[WHAT IS BEING ASKED]
Of the lines below, report only those that contain "arrow".

[RECORDS]

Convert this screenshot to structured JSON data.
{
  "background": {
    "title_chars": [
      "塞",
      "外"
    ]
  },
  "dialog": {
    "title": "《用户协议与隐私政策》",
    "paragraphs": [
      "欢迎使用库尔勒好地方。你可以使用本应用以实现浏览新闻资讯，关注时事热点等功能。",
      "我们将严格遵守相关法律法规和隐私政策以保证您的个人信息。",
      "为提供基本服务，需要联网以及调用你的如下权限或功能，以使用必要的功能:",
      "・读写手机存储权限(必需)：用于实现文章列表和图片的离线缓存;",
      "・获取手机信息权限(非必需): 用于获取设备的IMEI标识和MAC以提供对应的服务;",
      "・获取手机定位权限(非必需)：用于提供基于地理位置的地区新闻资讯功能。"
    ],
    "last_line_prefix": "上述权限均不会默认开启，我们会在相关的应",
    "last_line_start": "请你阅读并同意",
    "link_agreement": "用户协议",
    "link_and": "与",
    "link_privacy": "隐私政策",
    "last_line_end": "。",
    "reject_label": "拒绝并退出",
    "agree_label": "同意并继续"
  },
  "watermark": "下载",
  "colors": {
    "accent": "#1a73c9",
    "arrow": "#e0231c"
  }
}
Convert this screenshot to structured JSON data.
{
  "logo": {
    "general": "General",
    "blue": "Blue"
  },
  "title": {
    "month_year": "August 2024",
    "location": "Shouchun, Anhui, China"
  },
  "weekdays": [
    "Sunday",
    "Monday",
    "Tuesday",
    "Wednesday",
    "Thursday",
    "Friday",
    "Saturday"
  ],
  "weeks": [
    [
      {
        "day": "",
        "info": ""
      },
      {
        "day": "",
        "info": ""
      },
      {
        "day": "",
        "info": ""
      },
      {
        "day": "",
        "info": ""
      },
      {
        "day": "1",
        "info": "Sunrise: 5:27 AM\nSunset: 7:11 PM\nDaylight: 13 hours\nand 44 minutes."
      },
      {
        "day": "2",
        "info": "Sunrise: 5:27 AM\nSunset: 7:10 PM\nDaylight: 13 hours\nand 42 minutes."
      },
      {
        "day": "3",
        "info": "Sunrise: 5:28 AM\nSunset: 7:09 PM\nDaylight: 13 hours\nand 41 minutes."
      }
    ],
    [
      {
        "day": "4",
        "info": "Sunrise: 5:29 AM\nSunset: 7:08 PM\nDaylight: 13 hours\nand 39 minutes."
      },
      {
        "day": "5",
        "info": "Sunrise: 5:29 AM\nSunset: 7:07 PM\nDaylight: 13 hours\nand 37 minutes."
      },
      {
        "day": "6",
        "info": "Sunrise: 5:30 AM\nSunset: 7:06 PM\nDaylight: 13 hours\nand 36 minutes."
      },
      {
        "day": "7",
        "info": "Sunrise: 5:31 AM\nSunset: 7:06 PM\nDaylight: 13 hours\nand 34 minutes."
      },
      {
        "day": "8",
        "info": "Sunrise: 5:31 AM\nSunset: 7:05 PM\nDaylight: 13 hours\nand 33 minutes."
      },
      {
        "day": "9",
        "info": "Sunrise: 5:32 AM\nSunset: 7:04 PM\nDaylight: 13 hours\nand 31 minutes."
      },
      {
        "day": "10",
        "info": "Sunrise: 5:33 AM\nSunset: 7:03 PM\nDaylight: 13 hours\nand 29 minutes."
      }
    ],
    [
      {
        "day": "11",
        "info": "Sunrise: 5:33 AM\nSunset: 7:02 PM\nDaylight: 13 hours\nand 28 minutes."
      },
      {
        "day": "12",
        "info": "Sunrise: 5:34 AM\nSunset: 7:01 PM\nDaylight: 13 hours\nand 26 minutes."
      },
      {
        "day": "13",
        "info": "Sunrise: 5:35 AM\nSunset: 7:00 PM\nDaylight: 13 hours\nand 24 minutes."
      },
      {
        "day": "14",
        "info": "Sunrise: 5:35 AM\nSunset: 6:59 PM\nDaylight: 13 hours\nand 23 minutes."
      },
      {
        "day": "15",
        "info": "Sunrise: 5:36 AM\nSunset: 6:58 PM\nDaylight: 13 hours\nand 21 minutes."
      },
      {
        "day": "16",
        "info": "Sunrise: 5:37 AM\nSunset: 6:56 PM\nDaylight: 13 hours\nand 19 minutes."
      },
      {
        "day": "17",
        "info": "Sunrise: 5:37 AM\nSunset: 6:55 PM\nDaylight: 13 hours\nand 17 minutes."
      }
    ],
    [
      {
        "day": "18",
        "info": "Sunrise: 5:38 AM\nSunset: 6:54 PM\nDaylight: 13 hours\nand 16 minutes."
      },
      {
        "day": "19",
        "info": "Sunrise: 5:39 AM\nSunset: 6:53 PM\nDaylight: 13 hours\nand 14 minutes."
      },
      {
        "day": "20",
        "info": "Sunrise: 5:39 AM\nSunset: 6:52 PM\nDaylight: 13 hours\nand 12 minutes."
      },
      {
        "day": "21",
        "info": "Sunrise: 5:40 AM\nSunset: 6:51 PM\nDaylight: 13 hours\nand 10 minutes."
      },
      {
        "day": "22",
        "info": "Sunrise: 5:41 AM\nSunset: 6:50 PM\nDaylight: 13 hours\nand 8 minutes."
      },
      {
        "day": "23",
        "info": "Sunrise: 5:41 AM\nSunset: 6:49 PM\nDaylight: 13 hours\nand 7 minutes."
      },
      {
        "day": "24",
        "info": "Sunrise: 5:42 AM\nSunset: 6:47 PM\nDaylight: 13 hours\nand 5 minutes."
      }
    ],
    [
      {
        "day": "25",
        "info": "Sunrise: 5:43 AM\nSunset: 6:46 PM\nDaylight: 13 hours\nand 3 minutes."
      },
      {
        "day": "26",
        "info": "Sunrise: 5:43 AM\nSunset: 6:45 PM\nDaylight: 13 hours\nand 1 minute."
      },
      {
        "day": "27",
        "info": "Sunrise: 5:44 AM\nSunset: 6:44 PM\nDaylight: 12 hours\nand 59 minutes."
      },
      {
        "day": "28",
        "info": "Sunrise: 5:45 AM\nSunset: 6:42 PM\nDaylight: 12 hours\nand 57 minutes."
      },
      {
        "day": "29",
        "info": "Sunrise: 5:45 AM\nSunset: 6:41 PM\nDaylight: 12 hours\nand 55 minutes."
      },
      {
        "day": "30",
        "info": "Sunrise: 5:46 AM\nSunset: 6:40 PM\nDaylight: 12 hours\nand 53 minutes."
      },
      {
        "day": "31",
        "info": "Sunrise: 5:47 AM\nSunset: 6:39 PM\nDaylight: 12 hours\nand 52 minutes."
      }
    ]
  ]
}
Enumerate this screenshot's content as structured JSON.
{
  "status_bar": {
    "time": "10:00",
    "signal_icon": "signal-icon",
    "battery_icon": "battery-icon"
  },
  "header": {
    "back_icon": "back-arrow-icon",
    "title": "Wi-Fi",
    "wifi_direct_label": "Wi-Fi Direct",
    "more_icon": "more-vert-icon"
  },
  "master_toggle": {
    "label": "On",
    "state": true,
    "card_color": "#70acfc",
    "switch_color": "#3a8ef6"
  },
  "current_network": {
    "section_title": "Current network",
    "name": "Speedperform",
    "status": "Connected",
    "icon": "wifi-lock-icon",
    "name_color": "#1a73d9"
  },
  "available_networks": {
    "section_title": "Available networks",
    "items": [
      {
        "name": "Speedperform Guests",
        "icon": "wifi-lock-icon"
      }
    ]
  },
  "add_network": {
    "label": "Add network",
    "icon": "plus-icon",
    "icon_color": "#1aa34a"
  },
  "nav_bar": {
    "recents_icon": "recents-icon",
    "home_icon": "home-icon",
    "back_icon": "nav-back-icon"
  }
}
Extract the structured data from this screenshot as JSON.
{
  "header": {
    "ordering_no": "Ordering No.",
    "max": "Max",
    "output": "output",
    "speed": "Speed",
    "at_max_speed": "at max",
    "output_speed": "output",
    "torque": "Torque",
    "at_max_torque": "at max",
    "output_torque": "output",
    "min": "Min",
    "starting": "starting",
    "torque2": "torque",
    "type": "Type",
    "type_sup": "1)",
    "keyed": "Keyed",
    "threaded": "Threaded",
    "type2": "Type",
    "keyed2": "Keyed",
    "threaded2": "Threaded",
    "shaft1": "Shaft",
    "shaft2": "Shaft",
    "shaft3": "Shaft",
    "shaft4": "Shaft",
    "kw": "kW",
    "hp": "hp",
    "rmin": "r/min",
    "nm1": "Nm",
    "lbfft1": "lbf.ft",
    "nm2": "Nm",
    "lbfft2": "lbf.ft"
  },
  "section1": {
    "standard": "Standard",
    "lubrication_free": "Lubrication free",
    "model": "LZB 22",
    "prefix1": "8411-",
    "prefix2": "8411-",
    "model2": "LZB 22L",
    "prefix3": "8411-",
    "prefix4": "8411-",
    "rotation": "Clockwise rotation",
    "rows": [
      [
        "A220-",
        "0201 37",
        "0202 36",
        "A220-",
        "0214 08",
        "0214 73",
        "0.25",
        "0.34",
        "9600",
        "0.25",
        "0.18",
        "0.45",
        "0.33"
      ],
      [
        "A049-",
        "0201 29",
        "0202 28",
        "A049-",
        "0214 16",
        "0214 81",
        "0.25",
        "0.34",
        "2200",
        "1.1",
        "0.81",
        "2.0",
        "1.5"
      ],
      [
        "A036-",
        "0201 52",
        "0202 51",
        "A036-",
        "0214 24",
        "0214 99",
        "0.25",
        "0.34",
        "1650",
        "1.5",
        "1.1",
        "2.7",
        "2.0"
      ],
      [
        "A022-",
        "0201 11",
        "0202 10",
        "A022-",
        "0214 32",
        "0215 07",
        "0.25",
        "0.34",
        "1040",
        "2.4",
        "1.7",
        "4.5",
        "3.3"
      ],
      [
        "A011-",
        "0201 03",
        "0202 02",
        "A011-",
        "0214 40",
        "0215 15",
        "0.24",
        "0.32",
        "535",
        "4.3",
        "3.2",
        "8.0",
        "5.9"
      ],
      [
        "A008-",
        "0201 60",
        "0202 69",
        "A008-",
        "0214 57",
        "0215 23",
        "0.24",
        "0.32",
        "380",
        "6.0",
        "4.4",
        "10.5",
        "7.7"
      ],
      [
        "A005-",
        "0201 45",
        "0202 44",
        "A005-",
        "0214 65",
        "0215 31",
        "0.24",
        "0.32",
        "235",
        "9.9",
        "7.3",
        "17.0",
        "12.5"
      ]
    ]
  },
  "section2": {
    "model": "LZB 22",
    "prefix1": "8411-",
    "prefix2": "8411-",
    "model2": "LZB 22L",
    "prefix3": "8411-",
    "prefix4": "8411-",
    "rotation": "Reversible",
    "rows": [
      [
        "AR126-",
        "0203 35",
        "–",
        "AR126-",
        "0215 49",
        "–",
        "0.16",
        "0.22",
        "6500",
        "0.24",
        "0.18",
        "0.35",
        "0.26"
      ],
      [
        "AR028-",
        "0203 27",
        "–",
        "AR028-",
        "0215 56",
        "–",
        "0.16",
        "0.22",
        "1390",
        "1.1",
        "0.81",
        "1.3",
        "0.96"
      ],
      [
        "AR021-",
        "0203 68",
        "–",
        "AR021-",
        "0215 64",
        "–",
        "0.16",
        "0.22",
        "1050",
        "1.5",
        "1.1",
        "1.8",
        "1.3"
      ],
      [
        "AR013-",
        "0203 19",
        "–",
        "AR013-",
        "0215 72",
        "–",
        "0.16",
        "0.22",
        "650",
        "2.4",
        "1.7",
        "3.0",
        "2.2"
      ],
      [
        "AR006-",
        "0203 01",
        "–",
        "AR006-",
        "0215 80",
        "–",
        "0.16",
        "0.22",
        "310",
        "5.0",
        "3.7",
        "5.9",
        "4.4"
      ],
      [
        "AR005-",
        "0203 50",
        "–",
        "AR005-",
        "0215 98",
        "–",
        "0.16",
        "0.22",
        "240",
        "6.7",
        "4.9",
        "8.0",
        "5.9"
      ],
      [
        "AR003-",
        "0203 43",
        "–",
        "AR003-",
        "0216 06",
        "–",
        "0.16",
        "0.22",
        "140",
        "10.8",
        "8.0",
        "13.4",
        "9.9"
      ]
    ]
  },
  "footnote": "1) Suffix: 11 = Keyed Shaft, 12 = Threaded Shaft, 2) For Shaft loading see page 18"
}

[EXERCISE RESPONSE]
    "arrow": "#e0231c"
    "back_icon": "back-arrow-icon",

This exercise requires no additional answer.